(EXERCISE OBJECTIVE)
Return every line in the entries below where the word "teaser" shows up.

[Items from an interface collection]
========

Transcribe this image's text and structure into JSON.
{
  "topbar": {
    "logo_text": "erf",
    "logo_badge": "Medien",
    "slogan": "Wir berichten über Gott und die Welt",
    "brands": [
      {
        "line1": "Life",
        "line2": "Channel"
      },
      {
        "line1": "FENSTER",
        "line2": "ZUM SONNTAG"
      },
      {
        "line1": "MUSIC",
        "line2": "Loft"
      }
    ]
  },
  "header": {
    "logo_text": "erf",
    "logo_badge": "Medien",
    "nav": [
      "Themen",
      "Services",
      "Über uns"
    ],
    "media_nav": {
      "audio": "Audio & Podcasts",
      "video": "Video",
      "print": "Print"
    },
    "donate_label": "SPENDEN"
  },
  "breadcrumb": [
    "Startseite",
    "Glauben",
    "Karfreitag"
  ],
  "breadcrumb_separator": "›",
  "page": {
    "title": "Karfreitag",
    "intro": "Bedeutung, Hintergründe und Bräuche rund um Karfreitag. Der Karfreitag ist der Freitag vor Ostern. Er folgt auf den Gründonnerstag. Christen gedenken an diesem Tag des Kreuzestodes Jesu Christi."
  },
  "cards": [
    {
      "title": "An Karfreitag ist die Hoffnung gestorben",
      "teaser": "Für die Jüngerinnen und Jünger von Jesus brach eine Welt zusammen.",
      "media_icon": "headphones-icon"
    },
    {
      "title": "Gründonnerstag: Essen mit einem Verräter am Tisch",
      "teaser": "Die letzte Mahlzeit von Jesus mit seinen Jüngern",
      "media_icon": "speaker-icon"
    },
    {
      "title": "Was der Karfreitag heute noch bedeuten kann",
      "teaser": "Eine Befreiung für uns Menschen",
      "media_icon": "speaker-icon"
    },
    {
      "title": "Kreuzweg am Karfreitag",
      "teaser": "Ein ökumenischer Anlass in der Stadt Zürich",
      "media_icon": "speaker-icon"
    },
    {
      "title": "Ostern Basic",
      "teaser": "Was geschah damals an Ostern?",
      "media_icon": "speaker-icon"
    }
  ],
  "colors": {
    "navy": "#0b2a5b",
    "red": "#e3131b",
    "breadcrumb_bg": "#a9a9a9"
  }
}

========

(RESULT FOR THIS EXERCISE)
      "teaser": "Für die Jüngerinnen und Jünger von Jesus brach eine Welt zusammen.",
      "teaser": "Die letzte Mahlzeit von Jesus mit seinen Jüngern",
      "teaser": "Eine Befreiung für uns Menschen",
      "teaser": "Ein ökumenischer Anlass in der Stadt Zürich",
      "teaser": "Was geschah damals an Ostern?",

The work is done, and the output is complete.